The Australian arm of German-owned grocery retailer Aldi is facing bankruptcy after being hit by dozens of lawsuits from disgruntled customers.
A spokesperson for Aldi said it was caught off guard by the deluge of legal letters lodged with its Sydney head office from plaintiff law firms.
“These no-win, no-fee firms are planning to take us to court in dozens of class actions which could spell the end of our Australian network of stores if they succeed in their bids for millions of dollars in compensation,” the spokesperson said.
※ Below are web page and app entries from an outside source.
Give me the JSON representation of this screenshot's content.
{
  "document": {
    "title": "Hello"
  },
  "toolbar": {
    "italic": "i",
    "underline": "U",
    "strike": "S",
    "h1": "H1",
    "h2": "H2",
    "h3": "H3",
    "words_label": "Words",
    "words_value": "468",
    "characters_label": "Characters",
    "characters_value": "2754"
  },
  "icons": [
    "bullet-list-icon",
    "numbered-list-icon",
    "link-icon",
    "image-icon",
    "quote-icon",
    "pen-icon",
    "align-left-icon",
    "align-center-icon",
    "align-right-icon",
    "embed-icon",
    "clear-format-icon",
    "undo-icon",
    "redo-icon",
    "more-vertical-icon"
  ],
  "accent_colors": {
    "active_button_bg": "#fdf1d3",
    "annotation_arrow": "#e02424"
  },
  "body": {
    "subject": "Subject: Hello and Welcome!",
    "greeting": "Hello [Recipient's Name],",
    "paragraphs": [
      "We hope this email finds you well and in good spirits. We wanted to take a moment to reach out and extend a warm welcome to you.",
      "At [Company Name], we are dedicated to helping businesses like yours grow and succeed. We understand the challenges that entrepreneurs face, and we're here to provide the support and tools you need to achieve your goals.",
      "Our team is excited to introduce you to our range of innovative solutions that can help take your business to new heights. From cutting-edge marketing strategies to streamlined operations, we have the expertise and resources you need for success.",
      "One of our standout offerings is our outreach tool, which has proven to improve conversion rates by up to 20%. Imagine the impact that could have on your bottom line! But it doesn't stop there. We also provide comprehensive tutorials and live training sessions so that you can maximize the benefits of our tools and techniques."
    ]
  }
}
“As far as we can determine, the law firms are acting on behalf of hundreds of customers who shopped at our Sussex Street store in the Sydney CBD and later complained that the plastic Aldi bags they bought at the checkout did not contain hundreds of thousands of dollars in banknotes.
“We have taken advice from our own in-house lawyers and we feel we are on solid ground in defending these class actions.
“But in the legal world, who knows what might happen if and when it ever gets to court.”
The Aldi spokesperson said most customers of the store in question had always appeared satisfied and the outlet was especially popular with staff from the nearby office of the NSW Labor Party who always paid in cash when buying something quick and easy for lunch (main picture).